As CMRI rapidly emerges as a leader in pediatric translational research, it has established the following Areas of Emphasis:

  • Genomic Medicine - The Genomic Medicine Center is one of the very few pediatric genome centers in the world carrying out clinical whole genome sequencing and single-cell genomics.
  • Precision Therapeutics – Uses patient-specific information to optimize treatment for individual patients, which is supported by one of the largest pediatric clinical pharmacology programs in the nation.
  • Population Health – Research focused on the communities we seek to help. Identifying the personal, social, economic, and environmental factors that influence the health of a child.
  • Health Care Innovation – Identifies and advances products and processes that optimize the medical, surgical and therapeutic management of disease in children.

One of the initial flagship research projects of the CMRI is Genomic Answers for Kids (GA4K) – a first-of-its-kind pediatric data repository that is collecting genomic data and health information from 30,000 children and their families over the next seven years, to create a database of 100,000 genomes.

The data collected for GA4K will be openly shared with the wider international rare disease research community to hopefully lead to the discovery of unconventional genetic variants.

More than 2,230 families with rare disease and more than 2,600 patients have enrolled in the program to-date, which has resulted in more than 10,200 new genomic analyses, more than 250 genetic diagnoses and already contributed to the reporting of 10 new disease genes. In addition, the program has advanced research genomic analyses for children of 350 families with more common childhood disease: cerebral palsy and Down's Syndrome. 

The Sodens are just one of the families to receive answers through genetic testing. Ben Soden was a healthy teenager and high school wrestler when he started experiencing a rapid heart rate, even while resting. This was mysterious and worrisome since athletes normally have a low heart rate. A genetic test determined he has a rare genetic variant that causes his body to slowly metabolize a certain class of medications including his ADHD prescription.

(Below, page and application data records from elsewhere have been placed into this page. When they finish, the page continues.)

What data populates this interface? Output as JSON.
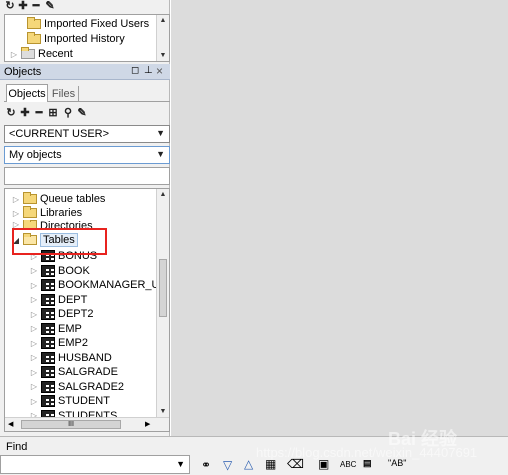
{
  "top_tree": {
    "items": [
      {
        "label": "Imported Fixed Users"
      },
      {
        "label": "Imported History"
      },
      {
        "label": "Recent"
      }
    ]
  },
  "objects_panel": {
    "title": "Objects",
    "tabs": [
      {
        "label": "Objects"
      },
      {
        "label": "Files"
      }
    ],
    "user_combo": {
      "value": "<CURRENT USER>"
    },
    "filter_combo": {
      "value": "My objects"
    },
    "search": {
      "value": ""
    }
  },
  "object_tree": {
    "folders": [
      {
        "label": "Queue tables"
      },
      {
        "label": "Libraries"
      },
      {
        "label": "Directories"
      },
      {
        "label": "Tables"
      }
    ],
    "tables": [
      {
        "label": "BONUS"
      },
      {
        "label": "BOOK"
      },
      {
        "label": "BOOKMANAGER_U"
      },
      {
        "label": "DEPT"
      },
      {
        "label": "DEPT2"
      },
      {
        "label": "EMP"
      },
      {
        "label": "EMP2"
      },
      {
        "label": "HUSBAND"
      },
      {
        "label": "SALGRADE"
      },
      {
        "label": "SALGRADE2"
      },
      {
        "label": "STUDENT"
      },
      {
        "label": "STUDENTS"
      }
    ],
    "hscroll_label": "III"
  },
  "find_bar": {
    "label": "Find",
    "input_value": "",
    "buttons": {
      "abc_label": "ABC",
      "ab_quote_label": "\"AB\""
    }
  },
  "watermark": {
    "url": "https://blog.csdn.net/weixin_44407691",
    "brand": "Bai 经验"
  },
  "colors": {
    "highlight_box": "#e8231f",
    "panel_header": "#cfd8e6",
    "background_right": "#dcdcdc"
  }
}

“It was pretty amazing how quickly they were able to link my symptoms to my ADHD medication – what if I was one of those kids who suddenly had a heart attack in a middle of a wrestling meet and had no idea why?” Ben said. “The experience definitely made me think about all the other kids who could benefit in the future through genetic testing and hopefully lead to saving a lot more lives, like mine.”

Ben’s diagnosis, along with the DNA sequences based on three other Children’s Mercy patients, is displayed on the all-glass façade of the CMRI building. The windows represent the genetic anomalies and are illuminated at night, which was unveiled at the Grand Opening celebration. Ben was asked to flip the ceremonial switch.

“Seeing my DNA sequence lit up on the building for the first time was a surreal moment,” Ben said. “It gave me a sense of hope and is a way to show the entire community the important work that will be happening inside this new research institute.”

Dr. Curran added the exterior of the building was designed with intention, “The DNA of our patients is a reminder of the work that is being done inside this amazing facility every single day and the difficult cases our researchers are trying to solve.

The CMRI would not be possible without the generosity of the community. In 2018, the Hall Family Foundation and the Sunderland Foundation each donated $75 million to kickstart the construction of the new research building and the recruitment of top researchers. The combined $150 million donation is the largest one-time gift ever made to a children’s hospital for pediatric research. Since then, hundreds of members of the community have joined their generosity and made this research investment a reality.

“I’m continuously amazed at the generosity of the Kansas City community. Because of these donors, world-changing discoveries are happening right here in Kansas City, shaping our city’s future and the future of pediatric research,” said Dr. Curran. “By doing this, we will accelerate the development of medical advances and transform the lives of children around the world.”

Learn more about the Children’s Mercy Research Institute